Only the count should appear in your answer: how many lines of the data below contain the word "this"?

(Record set begins)

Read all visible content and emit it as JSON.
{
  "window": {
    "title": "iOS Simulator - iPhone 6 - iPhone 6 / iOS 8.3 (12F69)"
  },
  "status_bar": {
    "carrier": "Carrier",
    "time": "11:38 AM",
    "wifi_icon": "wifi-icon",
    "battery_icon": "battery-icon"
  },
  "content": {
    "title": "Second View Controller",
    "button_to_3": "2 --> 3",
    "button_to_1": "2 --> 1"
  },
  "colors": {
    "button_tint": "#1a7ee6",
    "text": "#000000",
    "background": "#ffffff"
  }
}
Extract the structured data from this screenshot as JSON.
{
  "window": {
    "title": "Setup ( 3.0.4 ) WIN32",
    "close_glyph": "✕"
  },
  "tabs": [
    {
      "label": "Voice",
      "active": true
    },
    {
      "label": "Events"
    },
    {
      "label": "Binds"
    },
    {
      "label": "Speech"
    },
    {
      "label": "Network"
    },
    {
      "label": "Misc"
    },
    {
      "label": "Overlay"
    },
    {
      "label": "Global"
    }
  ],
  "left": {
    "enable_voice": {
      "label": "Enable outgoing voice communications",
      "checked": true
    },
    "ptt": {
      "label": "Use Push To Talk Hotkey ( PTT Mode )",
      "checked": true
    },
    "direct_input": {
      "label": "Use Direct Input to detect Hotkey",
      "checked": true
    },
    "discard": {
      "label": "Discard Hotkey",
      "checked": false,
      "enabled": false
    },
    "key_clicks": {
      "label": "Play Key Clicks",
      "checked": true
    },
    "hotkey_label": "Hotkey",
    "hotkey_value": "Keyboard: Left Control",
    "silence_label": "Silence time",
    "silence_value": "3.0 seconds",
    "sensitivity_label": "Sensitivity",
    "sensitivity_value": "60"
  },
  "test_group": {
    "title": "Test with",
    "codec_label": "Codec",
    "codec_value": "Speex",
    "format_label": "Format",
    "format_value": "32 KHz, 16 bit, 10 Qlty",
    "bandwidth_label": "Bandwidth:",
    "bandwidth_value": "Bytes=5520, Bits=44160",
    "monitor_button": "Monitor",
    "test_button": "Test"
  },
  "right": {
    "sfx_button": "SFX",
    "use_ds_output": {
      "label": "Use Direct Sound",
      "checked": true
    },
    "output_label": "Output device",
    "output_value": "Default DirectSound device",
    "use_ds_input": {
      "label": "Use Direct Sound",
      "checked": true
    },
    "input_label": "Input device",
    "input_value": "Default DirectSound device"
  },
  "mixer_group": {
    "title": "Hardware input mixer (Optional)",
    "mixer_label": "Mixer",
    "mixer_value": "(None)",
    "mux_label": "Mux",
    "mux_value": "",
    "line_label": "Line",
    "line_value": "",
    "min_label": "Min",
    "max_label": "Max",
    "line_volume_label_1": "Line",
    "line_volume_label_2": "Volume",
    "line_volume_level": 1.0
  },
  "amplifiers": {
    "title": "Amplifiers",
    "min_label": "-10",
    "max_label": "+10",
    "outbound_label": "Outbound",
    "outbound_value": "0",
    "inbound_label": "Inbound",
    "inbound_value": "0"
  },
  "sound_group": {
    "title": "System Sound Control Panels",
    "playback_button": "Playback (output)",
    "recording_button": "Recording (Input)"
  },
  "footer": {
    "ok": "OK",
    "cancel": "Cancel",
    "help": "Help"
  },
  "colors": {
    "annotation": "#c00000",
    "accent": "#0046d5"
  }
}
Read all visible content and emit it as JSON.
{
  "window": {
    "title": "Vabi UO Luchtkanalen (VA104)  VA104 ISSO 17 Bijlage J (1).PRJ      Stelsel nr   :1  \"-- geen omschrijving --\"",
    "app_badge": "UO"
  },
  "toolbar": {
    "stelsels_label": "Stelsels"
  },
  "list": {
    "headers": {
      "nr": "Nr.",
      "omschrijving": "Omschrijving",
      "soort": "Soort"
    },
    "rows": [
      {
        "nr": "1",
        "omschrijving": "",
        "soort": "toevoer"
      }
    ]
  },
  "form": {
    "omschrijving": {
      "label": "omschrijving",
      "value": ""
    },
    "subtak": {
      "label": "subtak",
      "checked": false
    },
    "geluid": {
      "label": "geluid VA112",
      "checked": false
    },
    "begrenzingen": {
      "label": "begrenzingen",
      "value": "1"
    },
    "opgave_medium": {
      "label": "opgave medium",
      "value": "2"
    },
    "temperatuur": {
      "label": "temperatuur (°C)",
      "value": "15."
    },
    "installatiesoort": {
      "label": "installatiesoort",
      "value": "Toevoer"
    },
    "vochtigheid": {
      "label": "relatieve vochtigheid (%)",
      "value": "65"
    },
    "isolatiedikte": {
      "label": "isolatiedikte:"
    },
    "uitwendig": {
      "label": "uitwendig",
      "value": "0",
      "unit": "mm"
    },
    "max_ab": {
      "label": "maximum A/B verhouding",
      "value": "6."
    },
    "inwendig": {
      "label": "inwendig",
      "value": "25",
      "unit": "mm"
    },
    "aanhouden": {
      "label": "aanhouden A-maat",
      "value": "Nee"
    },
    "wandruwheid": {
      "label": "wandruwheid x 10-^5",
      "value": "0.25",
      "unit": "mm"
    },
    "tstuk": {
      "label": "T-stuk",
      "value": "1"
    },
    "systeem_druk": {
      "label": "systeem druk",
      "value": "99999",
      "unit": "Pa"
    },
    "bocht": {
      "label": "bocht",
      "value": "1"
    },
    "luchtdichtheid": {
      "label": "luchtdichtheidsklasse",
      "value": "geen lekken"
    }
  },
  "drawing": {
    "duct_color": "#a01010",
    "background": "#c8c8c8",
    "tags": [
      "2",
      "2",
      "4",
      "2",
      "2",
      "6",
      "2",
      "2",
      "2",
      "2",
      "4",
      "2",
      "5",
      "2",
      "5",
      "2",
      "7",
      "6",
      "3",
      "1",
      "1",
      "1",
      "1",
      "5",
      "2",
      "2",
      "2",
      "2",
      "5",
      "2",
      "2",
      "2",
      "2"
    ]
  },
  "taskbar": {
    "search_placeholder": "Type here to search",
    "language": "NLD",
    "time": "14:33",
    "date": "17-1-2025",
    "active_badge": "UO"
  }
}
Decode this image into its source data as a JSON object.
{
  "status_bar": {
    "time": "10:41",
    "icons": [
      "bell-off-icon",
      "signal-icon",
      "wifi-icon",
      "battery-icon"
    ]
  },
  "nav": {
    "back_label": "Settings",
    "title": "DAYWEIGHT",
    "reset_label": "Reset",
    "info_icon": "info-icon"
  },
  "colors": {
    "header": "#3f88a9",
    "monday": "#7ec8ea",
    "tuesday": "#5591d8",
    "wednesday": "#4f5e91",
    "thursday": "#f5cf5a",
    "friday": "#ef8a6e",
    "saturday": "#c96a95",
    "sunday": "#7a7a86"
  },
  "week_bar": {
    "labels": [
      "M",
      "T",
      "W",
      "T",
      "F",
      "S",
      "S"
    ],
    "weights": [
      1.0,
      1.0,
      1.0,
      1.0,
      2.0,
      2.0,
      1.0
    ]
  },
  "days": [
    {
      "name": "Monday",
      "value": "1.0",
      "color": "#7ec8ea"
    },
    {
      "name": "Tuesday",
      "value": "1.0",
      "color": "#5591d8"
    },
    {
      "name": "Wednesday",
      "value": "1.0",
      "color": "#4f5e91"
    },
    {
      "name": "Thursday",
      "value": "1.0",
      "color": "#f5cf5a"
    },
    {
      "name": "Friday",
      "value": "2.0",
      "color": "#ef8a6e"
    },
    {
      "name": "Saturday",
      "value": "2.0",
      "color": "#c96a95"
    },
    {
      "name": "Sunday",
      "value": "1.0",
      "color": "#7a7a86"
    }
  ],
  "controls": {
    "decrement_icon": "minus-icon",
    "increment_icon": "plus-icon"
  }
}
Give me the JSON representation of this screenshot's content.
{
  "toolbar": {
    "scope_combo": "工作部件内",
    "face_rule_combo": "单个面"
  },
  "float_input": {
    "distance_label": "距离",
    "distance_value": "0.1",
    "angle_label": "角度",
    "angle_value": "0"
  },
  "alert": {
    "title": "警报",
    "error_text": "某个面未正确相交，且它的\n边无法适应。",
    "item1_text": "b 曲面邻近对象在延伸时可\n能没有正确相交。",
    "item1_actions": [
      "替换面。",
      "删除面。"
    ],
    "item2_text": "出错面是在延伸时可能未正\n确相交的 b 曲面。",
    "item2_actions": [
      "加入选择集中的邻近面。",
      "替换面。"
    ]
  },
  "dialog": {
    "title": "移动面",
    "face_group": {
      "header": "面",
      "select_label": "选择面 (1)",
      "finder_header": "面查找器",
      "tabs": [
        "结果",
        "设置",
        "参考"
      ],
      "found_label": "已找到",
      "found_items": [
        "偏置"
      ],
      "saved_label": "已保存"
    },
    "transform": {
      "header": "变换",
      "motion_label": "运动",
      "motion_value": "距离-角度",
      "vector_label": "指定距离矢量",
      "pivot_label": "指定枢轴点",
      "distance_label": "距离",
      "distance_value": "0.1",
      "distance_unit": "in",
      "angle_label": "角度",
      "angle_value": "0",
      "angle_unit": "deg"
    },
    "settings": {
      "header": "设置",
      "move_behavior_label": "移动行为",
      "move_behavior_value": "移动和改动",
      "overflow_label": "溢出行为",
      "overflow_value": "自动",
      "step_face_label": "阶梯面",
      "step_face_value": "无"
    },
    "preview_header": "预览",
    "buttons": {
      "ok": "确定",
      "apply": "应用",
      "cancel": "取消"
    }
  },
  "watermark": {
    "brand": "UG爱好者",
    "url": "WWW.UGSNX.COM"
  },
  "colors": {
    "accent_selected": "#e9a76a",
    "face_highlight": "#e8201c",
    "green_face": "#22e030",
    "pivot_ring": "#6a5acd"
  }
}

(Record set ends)

## Result of the task
3